Building universities to last in Kosovo
Celebrating 25 Years of SPARK
Kosovo, like much of the Balkans, experienced significant conflict at the turn of the century. The breakup of Yugoslavia brought old ethnic animosities back to the fore and the relationship between Kosovar Albanians and Serbians quickly deteriorated throughout the Kosovo war in 1998. The subsequent fragmentation of the region left Kosovo as a self governed territory with a majority Albanian population. Yet there were segregated Serbian enclaves using a different language, religion and currency. Nevertheless the youth in Kosovo, much like in Bosnia, were hungry to learn.
The Prishtina Summer University
The Youth in Solidarity with former Yugoslavia (former name for SPARK) had just spent 3 summers successfully running the Bosnia Summer Universities, which brought international professors from across Europe, Turkey and the US to teach young students from both sides of the ethnic-divided Bosnia and Herzegovina.
Despite being drained from the experience, Ilir Dugoli, who was then a Central European University Master’s student (and went on to become the Kosovo director of NATO) got in touch with the group of Dutch students to ask them to also consider the needs of Kosovo’s youth.
“I believed it was indispensable to embrace new opportunities in the field of education, especially after so many years of being deprived of a proper education,” shared Ilir.
It was decided that the YSY group would set up a similar summer course in Prishtina, Kosovo in 2001, this time under a new name: Academic Training Association (ATA).
When ATA arrived, they found the students in Prishtina eager to learn.
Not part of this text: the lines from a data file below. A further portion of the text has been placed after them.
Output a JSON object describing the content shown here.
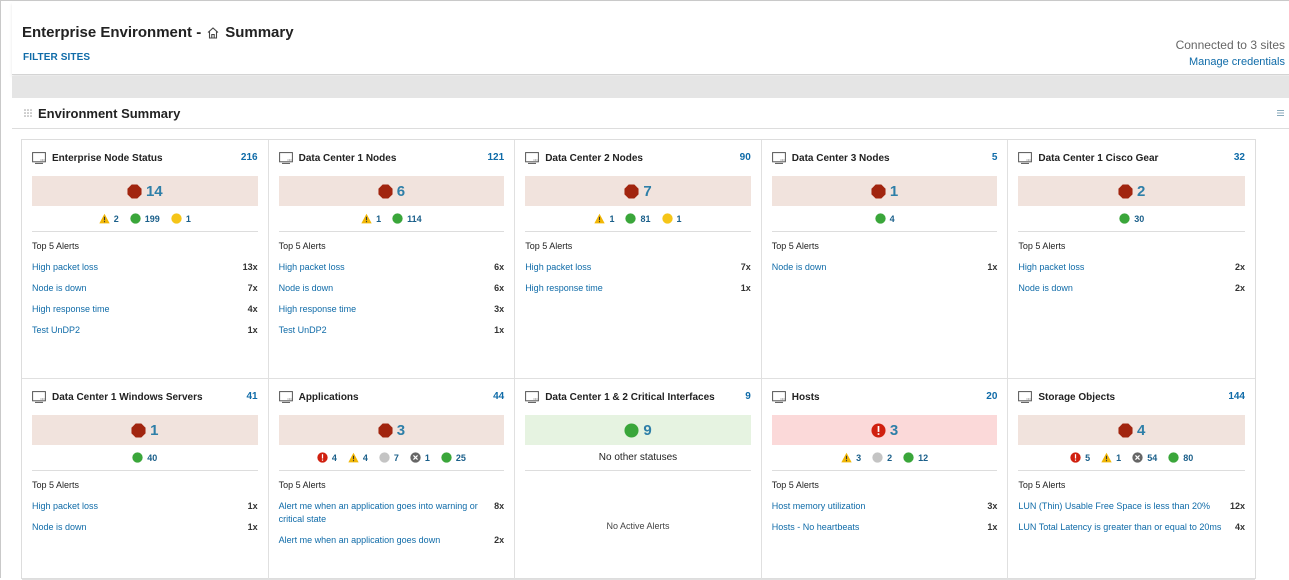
{
  "header": {
    "title": "Enterprise Environment -",
    "title_suffix": "Summary",
    "filter_sites": "FILTER SITES",
    "connected": "Connected to 3 sites",
    "manage": "Manage credentials"
  },
  "panel": {
    "title": "Environment Summary"
  },
  "tiles": [
    {
      "title": "Enterprise Node Status",
      "count": "216",
      "band": "stop",
      "main": "14",
      "statuses": [
        {
          "type": "warning",
          "value": "2"
        },
        {
          "type": "up",
          "value": "199"
        },
        {
          "type": "minor",
          "value": "1"
        }
      ],
      "alerts_title": "Top 5 Alerts",
      "alerts": [
        {
          "name": "High packet loss",
          "count": "13x"
        },
        {
          "name": "Node is down",
          "count": "7x"
        },
        {
          "name": "High response time",
          "count": "4x"
        },
        {
          "name": "Test UnDP2",
          "count": "1x"
        }
      ]
    },
    {
      "title": "Data Center 1 Nodes",
      "count": "121",
      "band": "stop",
      "main": "6",
      "statuses": [
        {
          "type": "warning",
          "value": "1"
        },
        {
          "type": "up",
          "value": "114"
        }
      ],
      "alerts_title": "Top 5 Alerts",
      "alerts": [
        {
          "name": "High packet loss",
          "count": "6x"
        },
        {
          "name": "Node is down",
          "count": "6x"
        },
        {
          "name": "High response time",
          "count": "3x"
        },
        {
          "name": "Test UnDP2",
          "count": "1x"
        }
      ]
    },
    {
      "title": "Data Center 2 Nodes",
      "count": "90",
      "band": "stop",
      "main": "7",
      "statuses": [
        {
          "type": "warning",
          "value": "1"
        },
        {
          "type": "up",
          "value": "81"
        },
        {
          "type": "minor",
          "value": "1"
        }
      ],
      "alerts_title": "Top 5 Alerts",
      "alerts": [
        {
          "name": "High packet loss",
          "count": "7x"
        },
        {
          "name": "High response time",
          "count": "1x"
        }
      ]
    },
    {
      "title": "Data Center 3 Nodes",
      "count": "5",
      "band": "stop",
      "main": "1",
      "statuses": [
        {
          "type": "up",
          "value": "4"
        }
      ],
      "alerts_title": "Top 5 Alerts",
      "alerts": [
        {
          "name": "Node is down",
          "count": "1x"
        }
      ]
    },
    {
      "title": "Data Center 1 Cisco Gear",
      "count": "32",
      "band": "stop",
      "main": "2",
      "statuses": [
        {
          "type": "up",
          "value": "30"
        }
      ],
      "alerts_title": "Top 5 Alerts",
      "alerts": [
        {
          "name": "High packet loss",
          "count": "2x"
        },
        {
          "name": "Node is down",
          "count": "2x"
        }
      ]
    },
    {
      "title": "Data Center 1 Windows Servers",
      "count": "41",
      "band": "stop",
      "main": "1",
      "statuses": [
        {
          "type": "up",
          "value": "40"
        }
      ],
      "alerts_title": "Top 5 Alerts",
      "alerts": [
        {
          "name": "High packet loss",
          "count": "1x"
        },
        {
          "name": "Node is down",
          "count": "1x"
        }
      ]
    },
    {
      "title": "Applications",
      "count": "44",
      "band": "stop",
      "main": "3",
      "statuses": [
        {
          "type": "critical",
          "value": "4"
        },
        {
          "type": "warning",
          "value": "4"
        },
        {
          "type": "unknown",
          "value": "7"
        },
        {
          "type": "unmanaged",
          "value": "1"
        },
        {
          "type": "up",
          "value": "25"
        }
      ],
      "alerts_title": "Top 5 Alerts",
      "alerts": [
        {
          "name": "Alert me when an application goes into warning or critical state",
          "count": "8x"
        },
        {
          "name": "Alert me when an application goes down",
          "count": "2x"
        }
      ]
    },
    {
      "title": "Data Center 1 & 2 Critical Interfaces",
      "count": "9",
      "band": "up",
      "main": "9",
      "statuses": [],
      "no_other": "No other statuses",
      "no_alerts": "No Active Alerts",
      "alerts": []
    },
    {
      "title": "Hosts",
      "count": "20",
      "band": "critical",
      "main": "3",
      "statuses": [
        {
          "type": "warning",
          "value": "3"
        },
        {
          "type": "unknown",
          "value": "2"
        },
        {
          "type": "up",
          "value": "12"
        }
      ],
      "alerts_title": "Top 5 Alerts",
      "alerts": [
        {
          "name": "Host memory utilization",
          "count": "3x"
        },
        {
          "name": "Hosts - No heartbeats",
          "count": "1x"
        }
      ]
    },
    {
      "title": "Storage Objects",
      "count": "144",
      "band": "stop",
      "main": "4",
      "statuses": [
        {
          "type": "critical",
          "value": "5"
        },
        {
          "type": "warning",
          "value": "1"
        },
        {
          "type": "unmanaged",
          "value": "54"
        },
        {
          "type": "up",
          "value": "80"
        }
      ],
      "alerts_title": "Top 5 Alerts",
      "alerts": [
        {
          "name": "LUN (Thin) Usable Free Space is less than 20%",
          "count": "12x"
        },
        {
          "name": "LUN Total Latency is greater than or equal to 20ms",
          "count": "4x"
        }
      ]
    }
  ],
  "colors": {
    "stop": "#a1250f",
    "up": "#3aa63a",
    "warning": "#f2b705",
    "minor": "#f5c518",
    "critical": "#d0200f",
    "unknown": "#c4c4c4",
    "unmanaged": "#666666",
    "link": "#0f6ba8"
  },
  "icons": {
    "home": "home-icon",
    "drag": "drag-handle-icon",
    "menu": "menu-icon",
    "tile": "monitor-icon",
    "stop": "octagon-down-icon",
    "up": "green-circle-icon",
    "warning": "warning-triangle-icon",
    "minor": "yellow-circle-icon",
    "critical": "critical-exclamation-icon",
    "unknown": "grey-circle-icon",
    "unmanaged": "unmanaged-x-icon"
  }
}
In the first four years, the Prishtina Summer Universities brought together more than 250 international professors, and over 2000 local, eastern European and international students.
Valentina Qarri, the first employee in the Kosovo office, remembers how meaningful the first summer university was for the people. The classes paired local staff, who were often young academics, with experienced international professors so they could exchange up-to-date knowledge and teaching skills. In 2005, the programme officially became part of the University of Prishtina.
“For me it was a real pleasure to work with them [ATA members] from curriculum development to logistics, at a time when everything was in short supply, except enthusiasm”.
International Business College Mitrovica
Mitrovica, a city in Kosovo, is divided by the Ibar river. To the north of the river is a Serbian enclave, and to the south the majority of the population is Albanian. An infamous bridge crosses the river but stands as a stark reminder of the separation. Both communities had suffered during the Kosovo war and deep grievances were held against one another. However, Bosnia was proof to ATA that education can bring conflicting, multi-ethnic communities together.
Despite ATA’s previous experience, they found that challenges in Mitrovica were far greater than in previous cities as they began to set up the International Business College Mitrovica (IBCM) in 2008.
IBCM aimed to slowly and healthily reintegrate the youth from northern and southern parts of Mitrovica, so that past conflicts would not be repeated by the youth. Despite huge international support for the project, local officials were strongly against it. It took two years before the first IBCM was founded in 2008, and the first batch of students entered the doors and began studying in 2010.
All the classes were taught in English, a neutral language that welcomed the two communities. The focus of the college was on the transition from theory to practice, and providing youth with the necessary soft skills to increase their employability.
For the young people of Kosovo, IBCM was an opportunity to get an EU accredited degree at an affordable price.
Maria Maringona, a former IBCM student remembers the integration between the two campuses. First they had professors visiting from across the river and giving lectures, as well as student exchange visits with universities in the Netherlands and Denmark. Many of the young people had never left Kosovo before and now had the opportunity to interact with foreign people, gaining new perspectives.
Maringona also recalled the two phases of the integration process between the campuses. Once IBCM had established itself as a good, affordable university, different fields of study were introduced or moved to different campuses. This physical restructuring made it easier for students to transition from one campus to the other one as they already knew the professors and trusted that IBCM was providing them with a unique opportunity for learning.
Maringona shared: “One of the first things I learnt at IBCM was how to learn. We were taught that it is important to focus on critical thinking and not just facts. We learnt to think ‘why’ and ‘how’…That is why it is one of the best experiences of my life.”
The impact of IBCM can still be felt today. There are still two campuses on either side of the river where students from all backgrounds enjoy high level education and are able to put the ethnic tensions that still remain in Kosovo behind them. SPARK’s involvement in IBCM has been gradually declining, empowering the institution to run itself. In 2017, SPARK developed a five year sustainability plan for IBCM for the full self-sustainability of the institution. At the end of the academic year of 2017/2018, IBCM became self-supported, ending SPARK’s involvement.
How we’re adapting for COVID-19
#SPARKlistens: Our podcast mini series
How to empower then shift power
For international NGOs to truly have sustainable impact, they must transfer responsibility, funding and ultimately ownership to local...
IGNITE 2019: Stories behind the illustrations
5 things we’ve learnt in twenty five years